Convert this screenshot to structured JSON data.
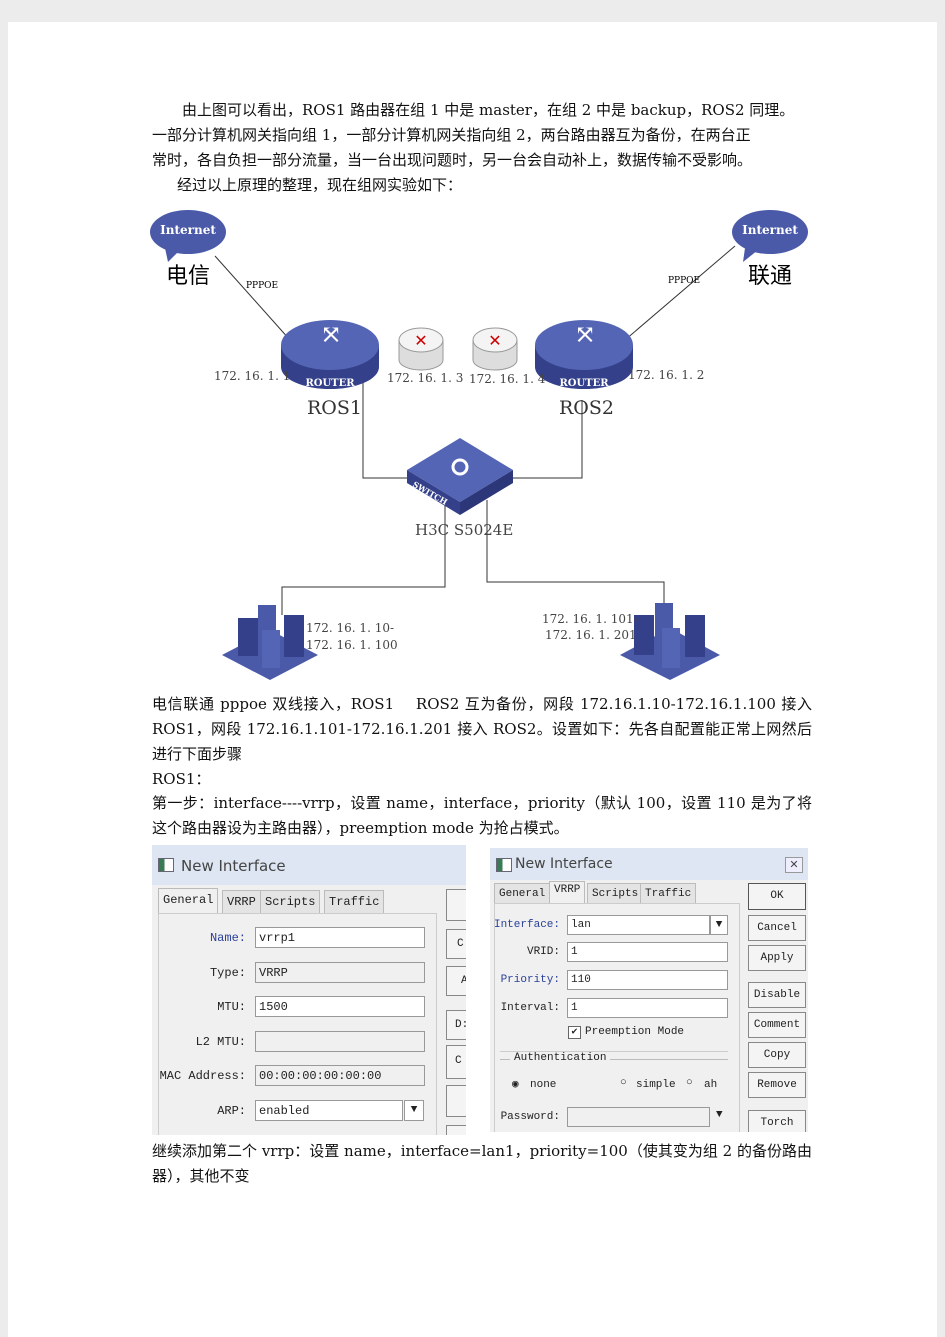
{
  "paragraphs": {
    "p1_line1": "由上图可以看出，ROS1 路由器在组 1 中是 master，在组 2 中是 backup，ROS2 同理。",
    "p1_line2": "一部分计算机网关指向组 1，一部分计算机网关指向组 2，两台路由器互为备份，在两台正",
    "p1_line3": "常时，各自负担一部分流量，当一台出现问题时，另一台会自动补上，数据传输不受影响。",
    "p2": "经过以上原理的整理，现在组网实验如下：",
    "p3": "电信联通 pppoe 双线接入，ROS1　 ROS2 互为备份，网段 172.16.1.10-172.16.1.100 接入 ROS1，网段 172.16.1.101-172.16.1.201 接入 ROS2。设置如下：先各自配置能正常上网然后进行下面步骤",
    "p4": "ROS1：",
    "p5": "第一步：interface----vrrp，设置 name，interface，priority（默认 100，设置 110 是为了将这个路由器设为主路由器），preemption mode 为抢占模式。",
    "p6": "继续添加第二个 vrrp：设置 name，interface=lan1，priority=100（使其变为组 2 的备份路由器），其他不变"
  },
  "diagram": {
    "cloud_left": "Internet",
    "cloud_right": "Internet",
    "isp_left": "电信",
    "isp_right": "联通",
    "pppoe_left": "PPPOE",
    "pppoe_right": "PPPOE",
    "router_badge": "ROUTER",
    "ros1": "ROS1",
    "ros2": "ROS2",
    "ip_ros1": "172. 16. 1. 1",
    "ip_ros2": "172. 16. 1. 2",
    "ip_v1": "172. 16. 1. 3",
    "ip_v2": "172. 16. 1. 4",
    "switch_badge": "SWITCH",
    "switch_model": "H3C  S5024E",
    "range1_a": "172. 16. 1. 10-",
    "range1_b": "172. 16. 1. 100",
    "range2_a": "172. 16. 1. 101-",
    "range2_b": "172. 16. 1. 201",
    "colors": {
      "device": "#4a5aa8",
      "line": "#333333"
    }
  },
  "win1": {
    "title": "New Interface",
    "tabs": [
      "General",
      "VRRP",
      "Scripts",
      "Traffic"
    ],
    "fields": [
      {
        "label": "Name:",
        "value": "vrrp1"
      },
      {
        "label": "Type:",
        "value": "VRRP"
      },
      {
        "label": "MTU:",
        "value": "1500"
      },
      {
        "label": "L2 MTU:",
        "value": ""
      },
      {
        "label": "MAC Address:",
        "value": "00:00:00:00:00:00"
      },
      {
        "label": "ARP:",
        "value": "enabled"
      }
    ],
    "side_buttons_partial": [
      "C",
      "A",
      "D:",
      "C"
    ]
  },
  "win2": {
    "title": "New Interface",
    "tabs": [
      "General",
      "VRRP",
      "Scripts",
      "Traffic"
    ],
    "interface_label": "Interface:",
    "interface_value": "lan",
    "vrid_label": "VRID:",
    "vrid_value": "1",
    "priority_label": "Priority:",
    "priority_value": "110",
    "interval_label": "Interval:",
    "interval_value": "1",
    "preemption_label": "Preemption Mode",
    "preemption_checked": true,
    "auth_label": "Authentication",
    "auth_options": [
      "none",
      "simple",
      "ah"
    ],
    "auth_selected": "none",
    "password_label": "Password:",
    "password_value": "",
    "buttons": [
      "OK",
      "Cancel",
      "Apply",
      "Disable",
      "Comment",
      "Copy",
      "Remove",
      "Torch"
    ]
  }
}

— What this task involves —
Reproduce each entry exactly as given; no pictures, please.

— Result of the exercise —
Convert this screenshot to structured JSON data.
{
  "paragraphs": {
    "p1_line1": "由上图可以看出，ROS1 路由器在组 1 中是 master，在组 2 中是 backup，ROS2 同理。",
    "p1_line2": "一部分计算机网关指向组 1，一部分计算机网关指向组 2，两台路由器互为备份，在两台正",
    "p1_line3": "常时，各自负担一部分流量，当一台出现问题时，另一台会自动补上，数据传输不受影响。",
    "p2": "经过以上原理的整理，现在组网实验如下：",
    "p3": "电信联通 pppoe 双线接入，ROS1　 ROS2 互为备份，网段 172.16.1.10-172.16.1.100 接入 ROS1，网段 172.16.1.101-172.16.1.201 接入 ROS2。设置如下：先各自配置能正常上网然后进行下面步骤",
    "p4": "ROS1：",
    "p5": "第一步：interface----vrrp，设置 name，interface，priority（默认 100，设置 110 是为了将这个路由器设为主路由器），preemption mode 为抢占模式。",
    "p6": "继续添加第二个 vrrp：设置 name，interface=lan1，priority=100（使其变为组 2 的备份路由器），其他不变"
  },
  "diagram": {
    "cloud_left": "Internet",
    "cloud_right": "Internet",
    "isp_left": "电信",
    "isp_right": "联通",
    "pppoe_left": "PPPOE",
    "pppoe_right": "PPPOE",
    "router_badge": "ROUTER",
    "ros1": "ROS1",
    "ros2": "ROS2",
    "ip_ros1": "172. 16. 1. 1",
    "ip_ros2": "172. 16. 1. 2",
    "ip_v1": "172. 16. 1. 3",
    "ip_v2": "172. 16. 1. 4",
    "switch_badge": "SWITCH",
    "switch_model": "H3C  S5024E",
    "range1_a": "172. 16. 1. 10-",
    "range1_b": "172. 16. 1. 100",
    "range2_a": "172. 16. 1. 101-",
    "range2_b": "172. 16. 1. 201",
    "colors": {
      "device": "#4a5aa8",
      "line": "#333333"
    }
  },
  "win1": {
    "title": "New Interface",
    "tabs": [
      "General",
      "VRRP",
      "Scripts",
      "Traffic"
    ],
    "fields": [
      {
        "label": "Name:",
        "value": "vrrp1"
      },
      {
        "label": "Type:",
        "value": "VRRP"
      },
      {
        "label": "MTU:",
        "value": "1500"
      },
      {
        "label": "L2 MTU:",
        "value": ""
      },
      {
        "label": "MAC Address:",
        "value": "00:00:00:00:00:00"
      },
      {
        "label": "ARP:",
        "value": "enabled"
      }
    ],
    "side_buttons_partial": [
      "C",
      "A",
      "D:",
      "C"
    ]
  },
  "win2": {
    "title": "New Interface",
    "tabs": [
      "General",
      "VRRP",
      "Scripts",
      "Traffic"
    ],
    "interface_label": "Interface:",
    "interface_value": "lan",
    "vrid_label": "VRID:",
    "vrid_value": "1",
    "priority_label": "Priority:",
    "priority_value": "110",
    "interval_label": "Interval:",
    "interval_value": "1",
    "preemption_label": "Preemption Mode",
    "preemption_checked": true,
    "auth_label": "Authentication",
    "auth_options": [
      "none",
      "simple",
      "ah"
    ],
    "auth_selected": "none",
    "password_label": "Password:",
    "password_value": "",
    "buttons": [
      "OK",
      "Cancel",
      "Apply",
      "Disable",
      "Comment",
      "Copy",
      "Remove",
      "Torch"
    ]
  }
}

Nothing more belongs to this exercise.